By Kevin Greczek, Ewing, NJ
Moore, Jeffrey. The Memory Artists.
Griffin: St. Martin's. Mar. 2006. c.336p.
ISBN 0-312-34925-4. pap. $13.95. F.

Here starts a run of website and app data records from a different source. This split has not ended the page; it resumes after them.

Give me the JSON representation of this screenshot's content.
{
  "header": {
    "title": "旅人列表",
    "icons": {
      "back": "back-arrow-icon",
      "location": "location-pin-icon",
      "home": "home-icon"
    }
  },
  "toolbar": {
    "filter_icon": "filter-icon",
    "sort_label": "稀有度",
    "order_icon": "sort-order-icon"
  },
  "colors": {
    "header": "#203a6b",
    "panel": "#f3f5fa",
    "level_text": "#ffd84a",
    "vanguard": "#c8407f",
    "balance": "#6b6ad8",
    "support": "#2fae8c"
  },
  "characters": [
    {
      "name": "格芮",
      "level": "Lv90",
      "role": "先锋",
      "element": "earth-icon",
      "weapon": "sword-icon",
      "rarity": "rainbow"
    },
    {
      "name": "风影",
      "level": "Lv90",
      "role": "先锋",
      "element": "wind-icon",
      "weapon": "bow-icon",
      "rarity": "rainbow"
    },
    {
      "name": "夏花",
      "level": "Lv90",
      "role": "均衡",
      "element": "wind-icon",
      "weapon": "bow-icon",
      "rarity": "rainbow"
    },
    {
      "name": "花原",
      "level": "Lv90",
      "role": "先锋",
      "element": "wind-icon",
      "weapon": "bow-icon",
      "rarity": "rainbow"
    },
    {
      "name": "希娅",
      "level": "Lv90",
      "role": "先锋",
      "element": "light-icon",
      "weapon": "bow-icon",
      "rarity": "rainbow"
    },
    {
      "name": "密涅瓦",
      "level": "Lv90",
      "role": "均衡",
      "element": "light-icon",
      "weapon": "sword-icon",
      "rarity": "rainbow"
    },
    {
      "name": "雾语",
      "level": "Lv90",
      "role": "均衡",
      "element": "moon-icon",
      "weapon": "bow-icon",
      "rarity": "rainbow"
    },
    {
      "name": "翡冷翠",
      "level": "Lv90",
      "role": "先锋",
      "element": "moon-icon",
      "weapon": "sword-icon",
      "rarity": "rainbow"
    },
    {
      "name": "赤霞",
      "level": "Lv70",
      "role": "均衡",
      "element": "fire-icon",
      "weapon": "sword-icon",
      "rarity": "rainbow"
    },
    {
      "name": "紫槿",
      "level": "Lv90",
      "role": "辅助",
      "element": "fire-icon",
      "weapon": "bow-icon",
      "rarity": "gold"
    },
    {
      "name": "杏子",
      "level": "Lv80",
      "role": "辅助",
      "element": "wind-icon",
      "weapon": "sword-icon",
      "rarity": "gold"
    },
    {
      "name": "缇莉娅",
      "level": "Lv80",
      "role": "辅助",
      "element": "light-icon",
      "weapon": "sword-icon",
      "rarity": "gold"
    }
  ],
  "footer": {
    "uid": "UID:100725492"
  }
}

This exceptionally entertaining and clever second novel from the author of Red-Rose Chain deftly explores the intricacies of human memory while drawing a touching portrait of human relationships. Moore manages that rare combination of postmodern hyperintelligence, emotional insightfulness, and cutting humor. Noel Burun is a "hypermnesic synaesthete," or someone with a mind that connects a vast collection of fantastic colors to the voices he hears. He also possesses an extraordinary memory, one that enables him to recall almost instantly such obscure things as entire passages of Arabic poetry and complicated chemical formulas. Noel has decided to dedicate his entire life and mnemonic powers to the unlikely cause of finding a cure for Alzheimer's (his mother has it), in the process enlisting the help of three friends with their own memory issues: Norval, a modern-day Lord Byron and conniving Lothario; Samira, a former Hollywood actress with whom Noel is in love; and JJ, who deals with painful memories by regressing into a perpetual state of optimistic adolescence. If Moore's novel contains one flaw, it may be that it closes too abruptly, but that doesn't detract from its skillful balance of character study and intellectualism. Highly recommended for general fiction collections.
© Library Journal 2006 (US).